LD Jen Schriever Lights ‘Sunday in the Park with George’ with 4Wall DC

Arlington, VA- Lighting Designer Jen Schriever and Signature Theatre recently turned to 4Wall DC to provide lighting equipment for ‘Sunday in the Park with George.’

Revolving around the famous Georges Seurat painting, “A Sunday Afternoon on the Island of La Grande Jatte,” this incarnation of the famous musical takes place mostly in Seurat’s studio.  This specific concept, developed by Director Matt Gardiner and Scenic Designer Dan Conway, was one way Signature Theatre’s version of the show differed from others.  Another was certainly the lighting.

Schriever created a specific feel using very little in the way of “moving lights”, instead opting for conventional ETC Source Fours for the majority of lighting in the subtle and focused musical. 

“Most of the lighting in the first act is incandescent, often naturalistic, sometimes impressionistic and layered with texture.  Through George’s eyes the lighting is focused by either the lamplight at his artist’s palette or the moon through his studio window,” said Schriever.

Yet she did turn to automated technologies such as Martin MAC Auras and Clay Paky B-Eye K20s to create specific enhancing effects.

MAC Auras were color mixed beautifully to provide brilliant daylight when Seurat was painting outside on a Sunday morning, as well as the moon light coming in through his studio window.

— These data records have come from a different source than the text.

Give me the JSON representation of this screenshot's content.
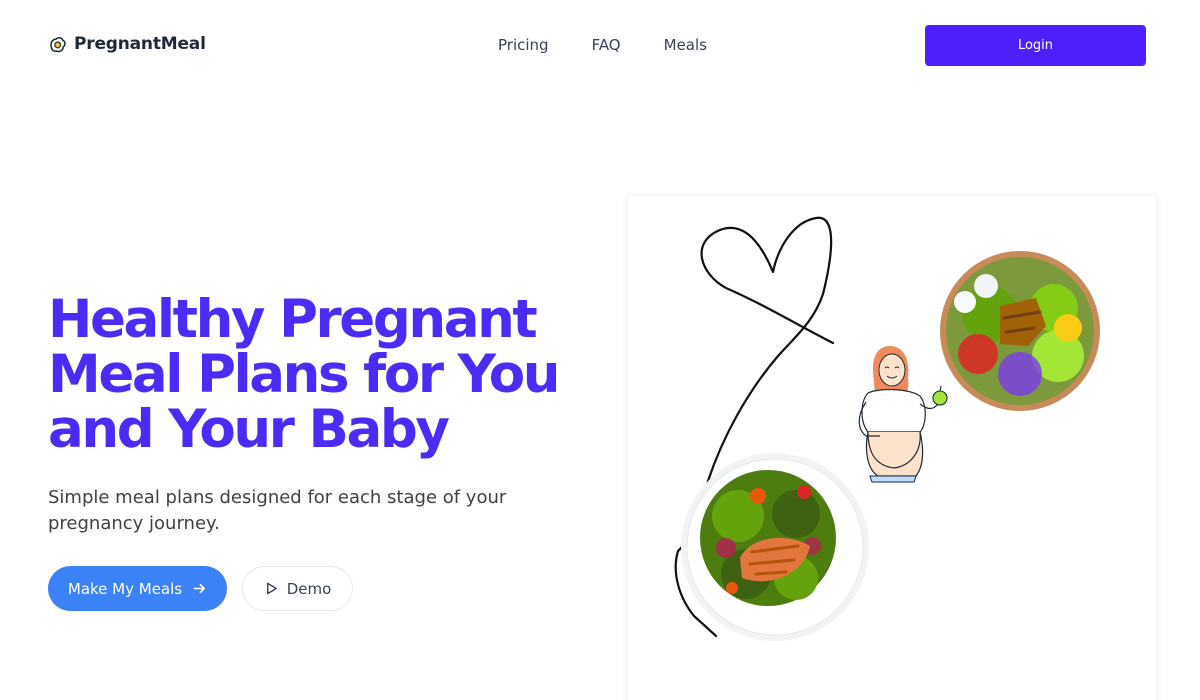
{
  "brand": {
    "name": "PregnantMeal",
    "icon": "egg-icon"
  },
  "nav": {
    "links": [
      {
        "label": "Pricing"
      },
      {
        "label": "FAQ"
      },
      {
        "label": "Meals"
      }
    ],
    "login_label": "Login"
  },
  "hero": {
    "title": "Healthy Pregnant Meal Plans for You and Your Baby",
    "subtitle": "Simple meal plans designed for each stage of your pregnancy journey.",
    "primary_cta": {
      "label": "Make My Meals",
      "icon": "arrow-right-icon"
    },
    "secondary_cta": {
      "label": "Demo",
      "icon": "play-icon"
    }
  },
  "colors": {
    "brand_primary": "#4f1ff9",
    "title": "#4b2bf5",
    "cta_primary": "#3b82f6"
  }
}
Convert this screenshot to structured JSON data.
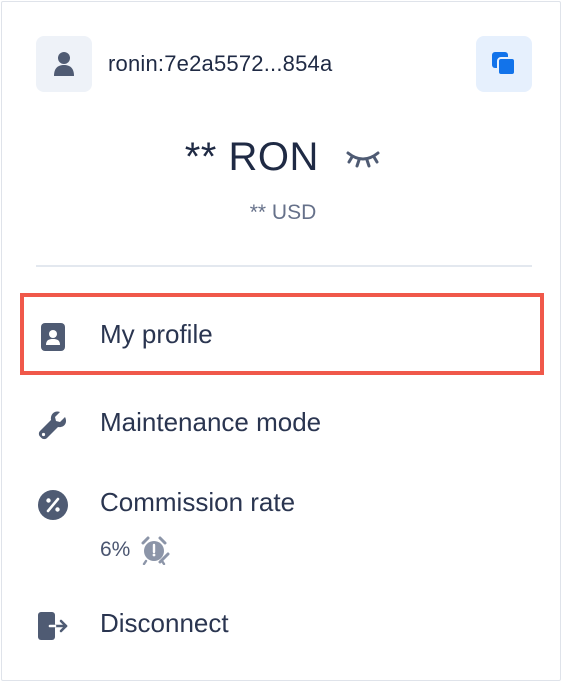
{
  "wallet": {
    "address": "ronin:7e2a5572...854a",
    "balance": "** RON",
    "fiat_balance": "** USD"
  },
  "icons": {
    "avatar": "user-icon",
    "copy": "copy-icon",
    "hide_balance": "eye-closed-icon",
    "profile": "id-card-icon",
    "maintenance": "wrench-icon",
    "commission": "percent-icon",
    "commission_schedule": "alarm-clock-icon",
    "disconnect": "logout-icon"
  },
  "menu": {
    "items": [
      {
        "label": "My profile"
      },
      {
        "label": "Maintenance mode"
      },
      {
        "label": "Commission rate",
        "value": "6%"
      },
      {
        "label": "Disconnect"
      }
    ]
  },
  "colors": {
    "text": "#1f2a44",
    "muted": "#66718a",
    "icon": "#4f5b73",
    "accent": "#1273ea",
    "highlight_border": "#f0584a"
  }
}
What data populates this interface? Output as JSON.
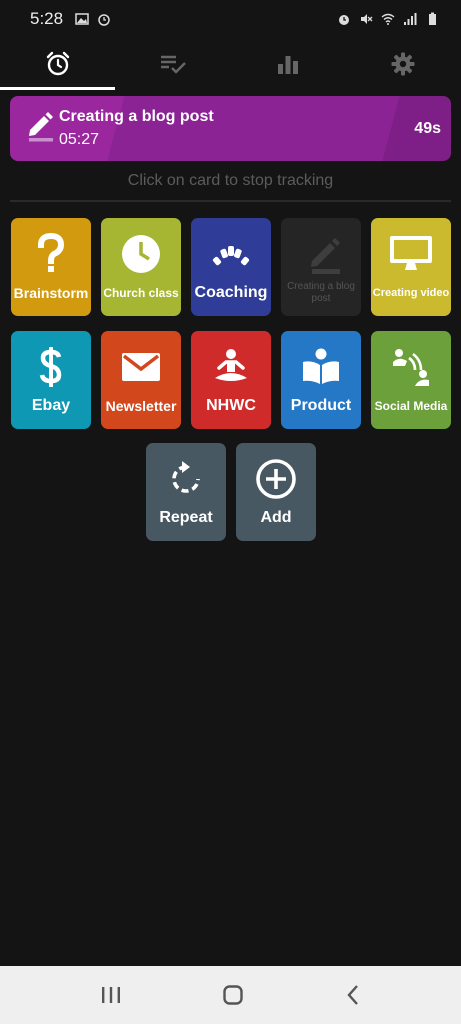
{
  "status_bar": {
    "time": "5:28"
  },
  "tabs": [
    {
      "name": "timer",
      "icon": "alarm-clock-icon",
      "active": true
    },
    {
      "name": "tasks",
      "icon": "playlist-check-icon",
      "active": false
    },
    {
      "name": "stats",
      "icon": "bar-chart-icon",
      "active": false
    },
    {
      "name": "settings",
      "icon": "gear-icon",
      "active": false
    }
  ],
  "active_task": {
    "title": "Creating a blog post",
    "elapsed": "05:27",
    "seconds": "49s",
    "color": "#8b2395"
  },
  "hint": "Click on card to stop tracking",
  "cards": [
    {
      "label": "Brainstorm",
      "icon": "question-mark-icon",
      "color": "#d29a0f"
    },
    {
      "label": "Church class",
      "icon": "clock-icon",
      "color": "#a6b632"
    },
    {
      "label": "Coaching",
      "icon": "gauge-icon",
      "color": "#2f3d99"
    },
    {
      "label": "Creating a blog post",
      "icon": "pencil-icon",
      "color": "#252525",
      "disabled": true
    },
    {
      "label": "Creating video",
      "icon": "monitor-icon",
      "color": "#cbba2d"
    },
    {
      "label": "Ebay",
      "icon": "dollar-icon",
      "color": "#0e98b3"
    },
    {
      "label": "Newsletter",
      "icon": "envelope-icon",
      "color": "#d2481c"
    },
    {
      "label": "NHWC",
      "icon": "meditation-icon",
      "color": "#cf2b2b"
    },
    {
      "label": "Product",
      "icon": "reading-icon",
      "color": "#2478c6"
    },
    {
      "label": "Social Media",
      "icon": "people-talk-icon",
      "color": "#6ba03a"
    },
    {
      "label": "Repeat",
      "icon": "repeat-icon",
      "color": "#475862"
    },
    {
      "label": "Add",
      "icon": "add-circle-icon",
      "color": "#475862"
    }
  ]
}
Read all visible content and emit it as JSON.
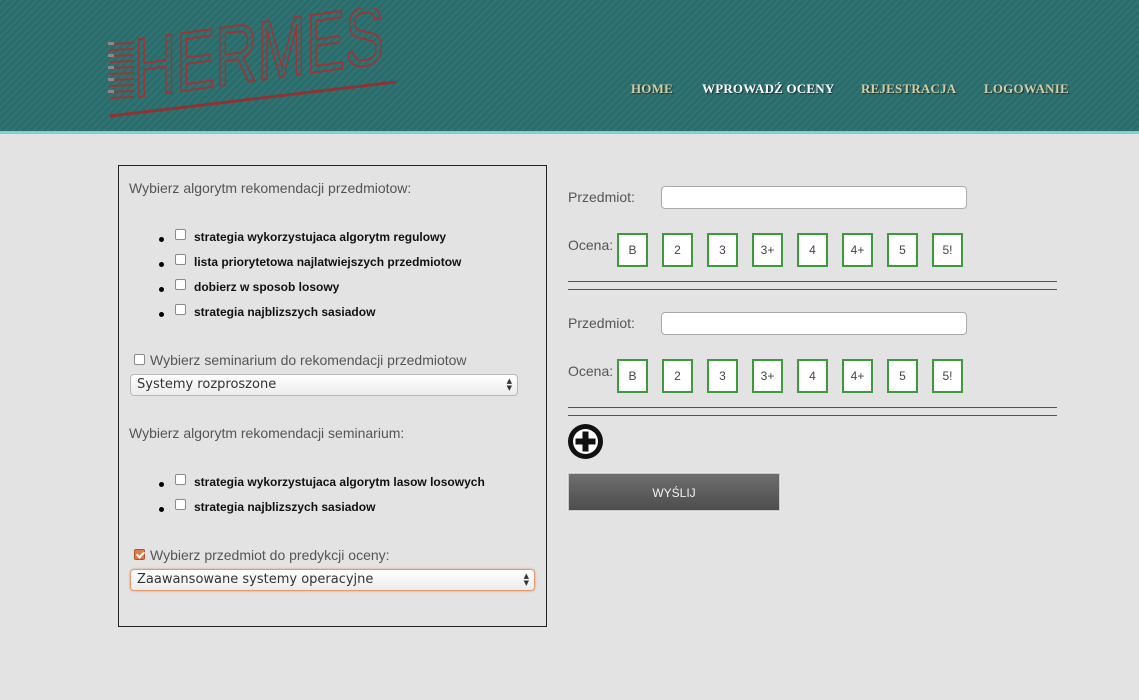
{
  "header": {
    "logo_text": "HERMES",
    "nav": [
      {
        "label": "HOME",
        "active": false
      },
      {
        "label": "WPROWADŹ OCENY",
        "active": true
      },
      {
        "label": "REJESTRACJA",
        "active": false
      },
      {
        "label": "LOGOWANIE",
        "active": false
      }
    ]
  },
  "left_panel": {
    "course_algo_heading": "Wybierz algorytm rekomendacji przedmiotow:",
    "course_algo_options": [
      {
        "label": "strategia wykorzystujaca algorytm regulowy",
        "checked": false
      },
      {
        "label": "lista priorytetowa najlatwiejszych przedmiotow",
        "checked": false
      },
      {
        "label": "dobierz w sposob losowy",
        "checked": false
      },
      {
        "label": "strategia najblizszych sasiadow",
        "checked": false
      }
    ],
    "seminar_checkbox_label": "Wybierz seminarium do rekomendacji przedmiotow",
    "seminar_checked": false,
    "seminar_select_value": "Systemy rozproszone",
    "seminar_algo_heading": "Wybierz algorytm rekomendacji seminarium:",
    "seminar_algo_options": [
      {
        "label": "strategia wykorzystujaca algorytm lasow losowych",
        "checked": false
      },
      {
        "label": "strategia najblizszych sasiadow",
        "checked": false
      }
    ],
    "prediction_checkbox_label": "Wybierz przedmiot do predykcji oceny:",
    "prediction_checked": true,
    "prediction_select_value": "Zaawansowane systemy operacyjne"
  },
  "right_panel": {
    "subject_label": "Przedmiot:",
    "grade_label": "Ocena:",
    "entries": [
      {
        "subject_value": "",
        "grades": [
          "B",
          "2",
          "3",
          "3+",
          "4",
          "4+",
          "5",
          "5!"
        ]
      },
      {
        "subject_value": "",
        "grades": [
          "B",
          "2",
          "3",
          "3+",
          "4",
          "4+",
          "5",
          "5!"
        ]
      }
    ],
    "submit_label": "WYŚLIJ"
  },
  "colors": {
    "header_bg": "#2b6f6e",
    "header_border": "#7fd0cf",
    "nav_text": "#d3cca5",
    "nav_active": "#ffffff",
    "grade_border": "#3c9a3c",
    "checkbox_checked": "#e07a4a",
    "logo_red": "#9b3535",
    "page_bg": "#e3e3e3"
  },
  "icons": {
    "add": "plus-circle-icon",
    "select_arrows": "select-arrows-icon"
  }
}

“I love the huge zoom the Auras are capable of,” said Schriever, “and even more, I think they mix colors beautifully, especially amongst an almost entirely tungsten rig.  They’re not just useful for flashy rock and roll colors; they blended in Seurat’s world perfectly and were an invaluable tool to me throughout the entire show.”

Next, Schriever turned to the focus of the second act, the “Chromolume.”  As the show jumps forward in time to Seurat’s progeny and his art piece, Schriever and the team sought a way to present the Chromolume in a way that was 80’s in nature, but still seemingly innovative to a modern audience.  Enter the Clay Paky B-eye.

“The B-eye, with its ability to control each individual LED beam, was able to become a very modern pointillistic light source for our light art show.  In collaboration with our Video Designer Robbie Hayes, were were able to have a new take on an old Chromolume that could wow a modern audience.”

To see more of Schriever’s work, visit www.jenschriever.com

For more info about 4Wall D.C., visit www.4wall.com/washington-dc